### Input
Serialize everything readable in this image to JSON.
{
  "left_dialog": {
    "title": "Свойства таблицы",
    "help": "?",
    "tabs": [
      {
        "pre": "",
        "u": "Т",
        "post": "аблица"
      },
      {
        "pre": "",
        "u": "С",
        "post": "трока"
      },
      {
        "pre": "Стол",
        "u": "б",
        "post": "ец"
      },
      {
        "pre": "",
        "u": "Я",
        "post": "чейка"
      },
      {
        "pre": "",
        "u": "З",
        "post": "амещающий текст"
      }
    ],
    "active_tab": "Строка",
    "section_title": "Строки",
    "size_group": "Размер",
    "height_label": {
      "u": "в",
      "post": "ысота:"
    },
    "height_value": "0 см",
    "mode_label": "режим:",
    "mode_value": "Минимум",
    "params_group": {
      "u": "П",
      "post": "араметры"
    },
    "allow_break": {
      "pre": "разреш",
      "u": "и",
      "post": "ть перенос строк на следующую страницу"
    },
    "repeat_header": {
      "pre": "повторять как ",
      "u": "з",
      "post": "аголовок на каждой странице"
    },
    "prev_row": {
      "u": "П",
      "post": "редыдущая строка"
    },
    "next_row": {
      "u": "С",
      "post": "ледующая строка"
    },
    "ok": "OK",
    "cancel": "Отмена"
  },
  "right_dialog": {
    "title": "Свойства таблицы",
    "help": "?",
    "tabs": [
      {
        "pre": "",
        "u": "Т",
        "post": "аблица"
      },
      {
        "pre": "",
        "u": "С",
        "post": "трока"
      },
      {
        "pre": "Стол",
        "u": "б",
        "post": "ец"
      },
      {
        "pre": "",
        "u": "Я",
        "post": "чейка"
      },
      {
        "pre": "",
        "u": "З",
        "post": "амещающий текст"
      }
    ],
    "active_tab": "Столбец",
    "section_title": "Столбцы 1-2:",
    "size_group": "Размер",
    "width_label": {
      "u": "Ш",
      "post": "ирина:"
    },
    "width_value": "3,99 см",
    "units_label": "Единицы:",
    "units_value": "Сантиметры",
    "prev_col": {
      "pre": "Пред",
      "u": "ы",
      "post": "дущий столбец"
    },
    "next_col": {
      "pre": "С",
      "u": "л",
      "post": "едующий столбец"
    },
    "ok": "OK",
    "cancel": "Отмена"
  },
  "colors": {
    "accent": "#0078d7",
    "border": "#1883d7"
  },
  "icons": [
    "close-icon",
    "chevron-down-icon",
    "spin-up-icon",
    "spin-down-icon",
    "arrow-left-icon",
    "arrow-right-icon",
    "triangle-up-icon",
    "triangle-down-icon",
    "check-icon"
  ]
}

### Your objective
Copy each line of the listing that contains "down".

### Answer to the exercise
    "chevron-down-icon",
    "spin-down-icon",
    "triangle-down-icon",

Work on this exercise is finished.